[Start of Attachment]
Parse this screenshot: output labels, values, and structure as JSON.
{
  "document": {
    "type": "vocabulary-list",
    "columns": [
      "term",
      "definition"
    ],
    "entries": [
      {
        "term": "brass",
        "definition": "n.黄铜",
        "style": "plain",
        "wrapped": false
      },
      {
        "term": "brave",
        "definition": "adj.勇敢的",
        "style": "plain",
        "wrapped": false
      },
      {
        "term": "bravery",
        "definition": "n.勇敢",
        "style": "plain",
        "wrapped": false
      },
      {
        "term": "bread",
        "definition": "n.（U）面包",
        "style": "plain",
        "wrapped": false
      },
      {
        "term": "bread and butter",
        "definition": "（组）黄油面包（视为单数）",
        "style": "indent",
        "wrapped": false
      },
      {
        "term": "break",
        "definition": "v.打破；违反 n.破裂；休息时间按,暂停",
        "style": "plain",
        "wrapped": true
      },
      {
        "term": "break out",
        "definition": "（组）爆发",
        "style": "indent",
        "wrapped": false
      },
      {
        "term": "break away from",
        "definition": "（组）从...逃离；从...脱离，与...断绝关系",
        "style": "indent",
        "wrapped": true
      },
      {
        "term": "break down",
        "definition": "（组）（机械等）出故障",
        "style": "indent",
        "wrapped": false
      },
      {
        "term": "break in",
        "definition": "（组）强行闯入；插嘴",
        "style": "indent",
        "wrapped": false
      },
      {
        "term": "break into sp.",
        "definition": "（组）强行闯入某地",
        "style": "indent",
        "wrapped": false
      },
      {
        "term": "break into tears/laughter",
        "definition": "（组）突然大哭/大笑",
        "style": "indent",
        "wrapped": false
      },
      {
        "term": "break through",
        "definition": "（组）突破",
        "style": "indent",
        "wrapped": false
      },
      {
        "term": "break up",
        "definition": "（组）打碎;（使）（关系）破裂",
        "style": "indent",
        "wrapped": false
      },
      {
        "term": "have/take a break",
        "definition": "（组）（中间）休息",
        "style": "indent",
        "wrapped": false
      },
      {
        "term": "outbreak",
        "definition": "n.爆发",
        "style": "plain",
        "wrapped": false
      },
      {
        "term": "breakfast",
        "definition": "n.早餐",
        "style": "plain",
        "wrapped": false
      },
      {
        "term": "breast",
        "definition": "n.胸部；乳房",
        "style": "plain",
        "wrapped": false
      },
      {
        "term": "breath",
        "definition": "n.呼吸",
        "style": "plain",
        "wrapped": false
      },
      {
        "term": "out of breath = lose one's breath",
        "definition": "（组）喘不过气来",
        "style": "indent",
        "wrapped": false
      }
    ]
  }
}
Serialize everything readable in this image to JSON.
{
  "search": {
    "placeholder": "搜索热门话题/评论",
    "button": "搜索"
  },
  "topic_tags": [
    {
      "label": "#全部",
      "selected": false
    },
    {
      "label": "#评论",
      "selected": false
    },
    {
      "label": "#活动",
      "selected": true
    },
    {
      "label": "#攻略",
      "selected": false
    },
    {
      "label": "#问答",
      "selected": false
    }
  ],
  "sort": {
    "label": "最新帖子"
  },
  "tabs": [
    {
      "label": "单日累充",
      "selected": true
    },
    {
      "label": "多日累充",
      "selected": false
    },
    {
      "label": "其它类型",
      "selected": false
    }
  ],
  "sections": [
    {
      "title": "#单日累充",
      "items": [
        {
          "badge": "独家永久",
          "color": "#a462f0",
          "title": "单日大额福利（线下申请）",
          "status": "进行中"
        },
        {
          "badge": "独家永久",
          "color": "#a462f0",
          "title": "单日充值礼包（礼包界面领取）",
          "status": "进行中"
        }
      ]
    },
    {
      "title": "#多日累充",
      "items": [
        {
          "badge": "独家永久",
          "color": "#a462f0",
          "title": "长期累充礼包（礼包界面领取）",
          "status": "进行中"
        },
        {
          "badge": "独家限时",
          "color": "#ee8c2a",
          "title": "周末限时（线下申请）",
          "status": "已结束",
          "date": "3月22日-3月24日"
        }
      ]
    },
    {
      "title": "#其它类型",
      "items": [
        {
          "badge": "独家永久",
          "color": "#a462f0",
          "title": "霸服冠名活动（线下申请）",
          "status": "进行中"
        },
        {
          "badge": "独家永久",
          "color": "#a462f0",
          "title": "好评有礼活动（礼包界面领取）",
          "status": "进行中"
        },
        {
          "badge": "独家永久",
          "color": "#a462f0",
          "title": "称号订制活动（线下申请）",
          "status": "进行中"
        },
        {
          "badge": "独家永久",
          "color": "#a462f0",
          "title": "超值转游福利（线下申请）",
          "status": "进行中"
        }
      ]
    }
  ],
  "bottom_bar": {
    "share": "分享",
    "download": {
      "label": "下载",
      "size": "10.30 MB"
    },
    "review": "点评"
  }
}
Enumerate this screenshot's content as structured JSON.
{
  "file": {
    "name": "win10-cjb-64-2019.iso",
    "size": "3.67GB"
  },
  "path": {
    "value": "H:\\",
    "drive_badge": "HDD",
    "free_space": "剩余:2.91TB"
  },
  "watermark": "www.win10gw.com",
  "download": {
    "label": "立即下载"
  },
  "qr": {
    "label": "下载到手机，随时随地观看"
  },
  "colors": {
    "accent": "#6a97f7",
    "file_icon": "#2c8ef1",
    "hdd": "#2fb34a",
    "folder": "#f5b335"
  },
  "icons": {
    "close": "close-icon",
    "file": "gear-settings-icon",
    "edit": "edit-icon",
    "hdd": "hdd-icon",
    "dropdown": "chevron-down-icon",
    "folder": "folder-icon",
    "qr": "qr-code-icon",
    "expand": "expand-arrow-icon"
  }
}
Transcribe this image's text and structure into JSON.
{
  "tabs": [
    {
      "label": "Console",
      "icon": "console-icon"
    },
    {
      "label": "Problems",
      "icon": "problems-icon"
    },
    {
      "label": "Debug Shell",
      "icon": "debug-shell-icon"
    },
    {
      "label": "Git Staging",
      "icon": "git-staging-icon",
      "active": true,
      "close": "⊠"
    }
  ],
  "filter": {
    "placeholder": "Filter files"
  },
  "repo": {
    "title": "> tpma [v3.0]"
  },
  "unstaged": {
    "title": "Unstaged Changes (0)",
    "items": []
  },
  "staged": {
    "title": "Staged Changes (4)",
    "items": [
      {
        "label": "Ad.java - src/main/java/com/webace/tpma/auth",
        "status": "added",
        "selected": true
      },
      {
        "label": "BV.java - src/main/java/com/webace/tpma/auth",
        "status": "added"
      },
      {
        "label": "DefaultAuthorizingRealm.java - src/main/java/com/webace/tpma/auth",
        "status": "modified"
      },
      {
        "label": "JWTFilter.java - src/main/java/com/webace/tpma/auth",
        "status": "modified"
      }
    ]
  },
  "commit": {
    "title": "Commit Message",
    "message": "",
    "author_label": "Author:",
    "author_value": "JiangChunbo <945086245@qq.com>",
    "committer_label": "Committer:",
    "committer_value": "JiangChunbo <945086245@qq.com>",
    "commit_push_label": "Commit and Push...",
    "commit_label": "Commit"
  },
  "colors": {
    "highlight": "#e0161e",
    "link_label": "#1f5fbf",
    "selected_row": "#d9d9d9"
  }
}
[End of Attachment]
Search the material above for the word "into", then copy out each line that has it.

ANSWER SECTION:
        "term": "break into sp.",
        "term": "break into tears/laughter",
Transcribe this image's text and structure into JSON.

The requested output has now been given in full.